A goal of the project is to reduce the number of unnecessary medical procedures performed primarily to reduce legal liability, a practice known as “defensive medicine.” Benefits could include lower costs and improved quality of care, resulting from medical patients’ reduced exposure to radiation.
The multi-disciplinary project team is headed by James Blumstein, University Professor of Constitutional Law and Health Law and Policy, and Associate Professor of Emergency Medicine Alan Storrow and includes University Distinguished Professor of Law, Economics and Management W. Kip. Viscusi, Associate Professor of Management R. Lawrence Van Horn, Assistant Professor Benjamin McMichael, JD/PhD’17, of the University of Alabama School of Law, Professor of Emergency Medicine Sean Collins, Associate Professor of Radiology and Radiological Sciences Jake Block and Research Coordinator Jakea Johnson. The team will be joined by investigators from Northwestern University Feinberg School of Medicine and Harvard Medical School.
“Our project integrates the perspectives of experts in law and policy, emergency medicine and risk management to examine medical liability with the aim of developing medical malpractice ‘safe harbors’ by establishing standards of care that are accepted by both medical and legal policy makers.” Blumstein said. “We will focus on the legal, policy and empirical dimensions of defensive medicine and develop medical practice protocols with the goal of reducing unnecessary medical procedures that represent a risk to the patient and drive up health care costs.”
Storrow, who practices in Vanderbilt Medical Center’s adult emergency department, notes that the Choosing Wisely campaign, an American Board of Internal Medicine initiative, has issued detailed guidelines to help patients and providers reduce overuse of potentially harmful diagnostic tests and procedures by engaging in a frank discussion of their risks and benefits in advance. However, the guidelines do not address liability risks, which Storrow believes is why they have yet to be widely adopted by doctors and other providers. “Until these liability issues are addressed, fear of litigation will continue to drive providers to perform more tests and procedures than may be truly necessary,” he said.
The project will be completed in three phases. To complete phase one, the research team will assemble a representative group of technical experts and advisors to define safe-harbor standards for a narrow set of distinct clinical conditions within emergency medicine. The safe-harbor standards they develop will include both medical and legal components and will be reviewed and considered for approval and adoption by the appropriate Quality Improvement Organizations. During phase two, emergency medicine practitioners will deploy the safe-harbor protocols at Vanderbilt University Medical Center. Their efficacy in reducing unnecessary medical procedures, including the effects of the safe-harbor protocols on clinical decision making, adverse reporting, utilization, radiation exposure, patient satisfaction and clinical outcomes, will be examined and evaluated in phase three. Northwestern University Medical Center is also participating in the study to provide a basis for comparison.

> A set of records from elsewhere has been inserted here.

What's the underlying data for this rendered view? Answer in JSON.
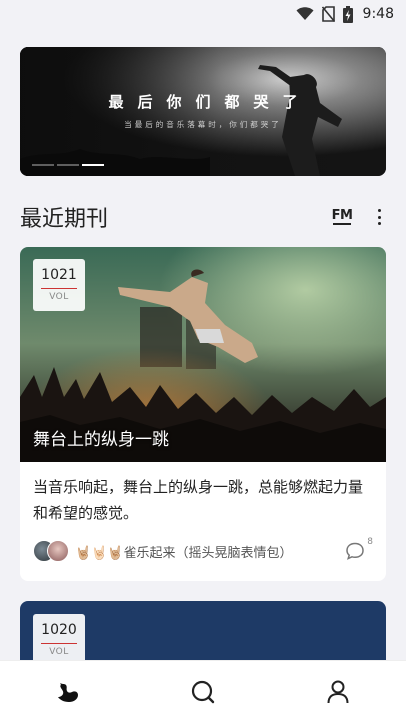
{
  "status_bar": {
    "time": "9:48",
    "icons": [
      "wifi-icon",
      "no-sim-icon",
      "battery-charging-icon"
    ]
  },
  "banner": {
    "title": "最后你们都哭了",
    "subtitle": "当最后的音乐落幕时，你们都哭了",
    "dot_count": 3,
    "active_dot": 2
  },
  "section": {
    "title": "最近期刊",
    "fm_label": "FM",
    "icons": [
      "fm-icon",
      "more-vertical-icon"
    ]
  },
  "cards": [
    {
      "vol_number": "1021",
      "vol_label": "VOL",
      "title": "舞台上的纵身一跳",
      "description": "当音乐响起，舞台上的纵身一跳，总能够燃起力量和希望的感觉。",
      "meta": "🤘🏼🤘🏻🤘🏼雀乐起来（摇头晃脑表情包）",
      "comment_count": "8"
    },
    {
      "vol_number": "1020",
      "vol_label": "VOL"
    }
  ],
  "bottom_nav": {
    "items": [
      "home-swan-icon",
      "search-icon",
      "profile-icon"
    ]
  },
  "colors": {
    "page_background": "#f2f2f6",
    "card_background": "#ffffff",
    "accent_line": "#cc3333",
    "second_card_background": "#1e3a66"
  }
}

Blumstein has envisioned such an interdisciplinary research project for more than a decade, having proposed the development of safe-harbor standards of care as a means of curtailing “defensive medicine” in his 2006 Vanderbilt Law Review article, “Medical Malpractice Standard-Setting: Developing Malpractice ‘Safe Harbors’ as a New Role for QIOs.” He argues that diagnostic and other procedures performed primarily to reduce potential legal liability not only increase the cost of medical care, but also expose patients to radiation and other risks of medical treatment unnecessarily.
In his article, Blumstein proposed the establishment of science-based standards of care which, if rigorously followed by medical practitioners, would represent a “safe harbor”―a legal defense against malpractice lawsuits. “Juries are currently determining the standard of care, which means non-experts end up deciding what the standard of care should be long after it’s delivered,” Blumstein said. “Plaintiffs and defendants in malpractice lawsuits bring in competing medical experts who testify in court that a doctor did or did not follow prevailing standards of care, and the jury must decide which story they believe. If we develop detailed standards of care that are accepted in advance by both medical practitioners and legal policy makers, and rely on those standards to deliver care and establish liability, we can reduce the practice of defensive medicine and the cost of care and reduce risks to patients.”
The Vanderbilt team engaged in the standard-setting process funded by the AHRQ will adopt a set of standards, test them at Vanderbilt, compare the results with practices at Northwestern, and examine the overall results. Blumstein believes that, by providing clear guidance in advance regarding the standards of care needed to mitigate legal risk and liability, the standards will reduce physician uncertainty and improve the quality of patient care. “This study, which will focus on emergency care, affords us an opportunity to pick off the low-hanging fruit, and it will also help us develop the approach, methodology and analysis to extend safe-harbor standards to other practice areas where defensive medicine drives up costs and increases patient risk,” he said.
The study funded by the AHRQ grant, which is in excess of $1.7 million, is slated to begin in April 2019.